And when it came time for Jesus’ movement to be “put down,” there wasn’t a violent confrontation in the desert or in the mountains. They found him in a city garden. And they didn’t have to bring him; he himself went of his own accord.

There is an underlying chatter these days about how God cannot be truly heard from and experienced except in the wild. Christianity Today a year or so ago ran an article about how suburban living was not conducive to godly living. Balderdash.
As if the white collar husband and father who faithfully puts in his full day of work at the office without complaining, thankful for the blessing of work and provision for his family, who comes home and loves his wife and children and cares for and raises them in the love and instruction of the Lord is any less of a disciple than the same sort of man who lives with his family on a ranch in Montana. As if the little black grandmother in the ghetto who’s been talking with Jesus since before we were born, who loves her wayward children and grandchildren to tears, who has maintained trust in her God through sickness, poverty, betrayal, family sins, and the criminal threat in her neighborhood is any less of a disciple than the old lady in rural West Virginia who hasn’t misssed church in 20 years.

There is an overlooked beauty to the incarnation, and it is that God went where he wasn’t expected (into the flesh of a man). And God incarnate went where he wasn’t expected either — into the living rooms and dining rooms, the backstreets and alleys, into the public square and the marketplace.

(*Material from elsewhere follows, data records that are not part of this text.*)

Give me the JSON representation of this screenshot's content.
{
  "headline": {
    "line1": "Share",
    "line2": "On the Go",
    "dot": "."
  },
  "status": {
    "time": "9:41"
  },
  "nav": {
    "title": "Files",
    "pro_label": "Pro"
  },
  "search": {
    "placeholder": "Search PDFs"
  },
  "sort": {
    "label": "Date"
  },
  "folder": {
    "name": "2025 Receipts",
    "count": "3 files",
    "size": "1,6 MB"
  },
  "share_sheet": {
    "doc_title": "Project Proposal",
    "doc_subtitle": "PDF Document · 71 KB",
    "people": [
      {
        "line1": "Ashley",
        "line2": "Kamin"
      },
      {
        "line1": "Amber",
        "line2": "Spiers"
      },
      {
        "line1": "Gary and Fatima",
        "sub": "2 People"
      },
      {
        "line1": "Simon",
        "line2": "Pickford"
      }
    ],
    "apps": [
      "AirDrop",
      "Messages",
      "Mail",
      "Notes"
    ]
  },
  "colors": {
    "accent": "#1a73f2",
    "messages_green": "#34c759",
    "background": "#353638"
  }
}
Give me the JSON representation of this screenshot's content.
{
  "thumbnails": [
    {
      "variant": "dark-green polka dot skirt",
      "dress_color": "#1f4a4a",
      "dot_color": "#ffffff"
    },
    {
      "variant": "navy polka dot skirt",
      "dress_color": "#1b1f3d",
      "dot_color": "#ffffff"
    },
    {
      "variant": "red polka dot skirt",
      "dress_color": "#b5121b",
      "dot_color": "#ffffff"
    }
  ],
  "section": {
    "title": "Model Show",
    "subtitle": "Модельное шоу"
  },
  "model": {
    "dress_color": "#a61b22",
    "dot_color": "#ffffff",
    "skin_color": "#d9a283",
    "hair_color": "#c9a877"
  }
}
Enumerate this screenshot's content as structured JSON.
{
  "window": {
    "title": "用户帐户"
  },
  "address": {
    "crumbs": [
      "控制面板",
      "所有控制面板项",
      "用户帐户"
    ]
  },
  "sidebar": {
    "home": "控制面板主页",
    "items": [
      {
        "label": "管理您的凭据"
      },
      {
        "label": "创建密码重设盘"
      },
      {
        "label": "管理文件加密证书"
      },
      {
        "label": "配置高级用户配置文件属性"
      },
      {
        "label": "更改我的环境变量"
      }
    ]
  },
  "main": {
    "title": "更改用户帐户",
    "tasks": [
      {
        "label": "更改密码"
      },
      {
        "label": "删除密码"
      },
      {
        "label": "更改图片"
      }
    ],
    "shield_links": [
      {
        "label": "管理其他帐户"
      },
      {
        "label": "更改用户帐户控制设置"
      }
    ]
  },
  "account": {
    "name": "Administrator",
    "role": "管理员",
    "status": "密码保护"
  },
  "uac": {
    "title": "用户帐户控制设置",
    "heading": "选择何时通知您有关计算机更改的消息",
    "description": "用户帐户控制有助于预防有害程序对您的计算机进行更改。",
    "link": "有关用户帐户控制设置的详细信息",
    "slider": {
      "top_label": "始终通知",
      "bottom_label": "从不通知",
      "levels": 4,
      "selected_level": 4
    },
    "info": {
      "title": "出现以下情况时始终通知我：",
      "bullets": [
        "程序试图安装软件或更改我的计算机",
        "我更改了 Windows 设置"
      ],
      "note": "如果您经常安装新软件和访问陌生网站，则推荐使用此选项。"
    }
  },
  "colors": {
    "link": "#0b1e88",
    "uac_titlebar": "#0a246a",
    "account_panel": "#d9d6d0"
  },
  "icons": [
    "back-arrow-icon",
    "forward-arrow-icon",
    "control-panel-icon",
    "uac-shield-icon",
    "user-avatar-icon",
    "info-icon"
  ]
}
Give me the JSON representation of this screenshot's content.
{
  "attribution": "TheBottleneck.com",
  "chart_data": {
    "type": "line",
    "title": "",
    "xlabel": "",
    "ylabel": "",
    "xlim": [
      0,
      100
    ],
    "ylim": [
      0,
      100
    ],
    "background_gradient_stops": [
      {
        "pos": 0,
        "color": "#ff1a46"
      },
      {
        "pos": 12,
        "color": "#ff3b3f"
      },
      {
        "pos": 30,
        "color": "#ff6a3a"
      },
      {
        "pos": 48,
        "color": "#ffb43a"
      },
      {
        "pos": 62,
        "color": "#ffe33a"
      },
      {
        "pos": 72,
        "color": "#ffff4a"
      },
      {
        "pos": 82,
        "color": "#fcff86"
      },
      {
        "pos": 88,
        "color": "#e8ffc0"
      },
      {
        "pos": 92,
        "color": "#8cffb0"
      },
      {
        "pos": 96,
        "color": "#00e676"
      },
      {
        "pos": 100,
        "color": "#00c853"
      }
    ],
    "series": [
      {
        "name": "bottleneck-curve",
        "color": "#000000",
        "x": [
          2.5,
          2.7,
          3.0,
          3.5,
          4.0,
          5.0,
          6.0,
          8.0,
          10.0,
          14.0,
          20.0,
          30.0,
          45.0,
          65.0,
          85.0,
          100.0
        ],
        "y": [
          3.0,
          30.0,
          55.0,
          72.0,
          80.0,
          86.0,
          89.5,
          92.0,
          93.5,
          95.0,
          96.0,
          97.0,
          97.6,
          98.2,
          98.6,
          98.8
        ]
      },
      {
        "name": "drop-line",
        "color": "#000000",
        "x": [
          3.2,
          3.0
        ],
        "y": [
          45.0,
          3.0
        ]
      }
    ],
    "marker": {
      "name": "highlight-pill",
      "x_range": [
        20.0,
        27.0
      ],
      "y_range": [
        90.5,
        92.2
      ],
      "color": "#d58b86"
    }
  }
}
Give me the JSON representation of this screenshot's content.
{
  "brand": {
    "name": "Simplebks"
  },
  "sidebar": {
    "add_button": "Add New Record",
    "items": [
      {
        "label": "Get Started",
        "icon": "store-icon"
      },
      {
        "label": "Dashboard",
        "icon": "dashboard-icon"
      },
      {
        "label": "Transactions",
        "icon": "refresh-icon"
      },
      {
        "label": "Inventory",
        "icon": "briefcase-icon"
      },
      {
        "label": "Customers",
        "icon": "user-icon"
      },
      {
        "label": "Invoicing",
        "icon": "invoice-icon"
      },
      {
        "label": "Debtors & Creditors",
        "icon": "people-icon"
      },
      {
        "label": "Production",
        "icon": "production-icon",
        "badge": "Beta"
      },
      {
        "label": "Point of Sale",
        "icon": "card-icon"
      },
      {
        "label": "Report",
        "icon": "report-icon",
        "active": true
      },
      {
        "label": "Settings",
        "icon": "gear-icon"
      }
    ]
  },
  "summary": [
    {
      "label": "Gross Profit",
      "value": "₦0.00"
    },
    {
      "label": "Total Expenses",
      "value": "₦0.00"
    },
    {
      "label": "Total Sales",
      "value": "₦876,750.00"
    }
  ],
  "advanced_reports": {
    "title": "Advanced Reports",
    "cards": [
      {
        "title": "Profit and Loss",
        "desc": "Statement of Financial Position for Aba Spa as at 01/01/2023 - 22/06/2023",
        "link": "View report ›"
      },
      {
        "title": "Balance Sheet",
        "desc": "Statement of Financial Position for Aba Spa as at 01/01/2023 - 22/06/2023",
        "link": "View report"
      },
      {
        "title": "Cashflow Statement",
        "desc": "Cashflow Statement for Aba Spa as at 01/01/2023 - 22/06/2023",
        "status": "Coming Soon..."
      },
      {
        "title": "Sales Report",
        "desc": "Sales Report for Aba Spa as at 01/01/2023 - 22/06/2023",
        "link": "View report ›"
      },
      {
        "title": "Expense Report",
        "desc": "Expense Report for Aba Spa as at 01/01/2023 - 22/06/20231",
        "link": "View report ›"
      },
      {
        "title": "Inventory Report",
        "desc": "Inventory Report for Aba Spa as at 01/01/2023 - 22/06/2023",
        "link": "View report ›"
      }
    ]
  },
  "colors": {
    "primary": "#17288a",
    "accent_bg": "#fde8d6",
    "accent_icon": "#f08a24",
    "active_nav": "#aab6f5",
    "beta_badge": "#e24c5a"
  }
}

Today, where you are — sitting in your air conditioned computer room at home or “locked” in a cubicle at work or surrounded by cold computer terminals in a musty school library — if you are a lover of Jesus, the God of the wilderess is right there with you. You don’t have to climb a mountain or cross the desert or wade a rushing stream to experience God. Sometimes it can help!, but it’s not necessary and you are no more cut off from God in the suburbs than you would be in the Rockies. It may be harder to hear him or to feel his presence, but he is still there and still speaking.

Jesus left the wilderness and entered the city in part so that people like us could follow him. So that people like us could experience and enjoy the God of the wilderness in our homes and workplaces. And so what is stopping us from reflecting the glory and living the call of the saving God of the wandering children of Israel in our nice neighborhoods and sterile offices? Live incarnationally — be Jesus where you are and to the people you encounter. That’s what Jesus did, after all. He was the Exodus God in the crowded land of the cubicle.

If you think God can’t meet you where you are, you don’t know the God of the wilderess. He is wild, and even the wide wild of the wilderness cannot contain him.

(Originally posted at Thinklings in July 2005.)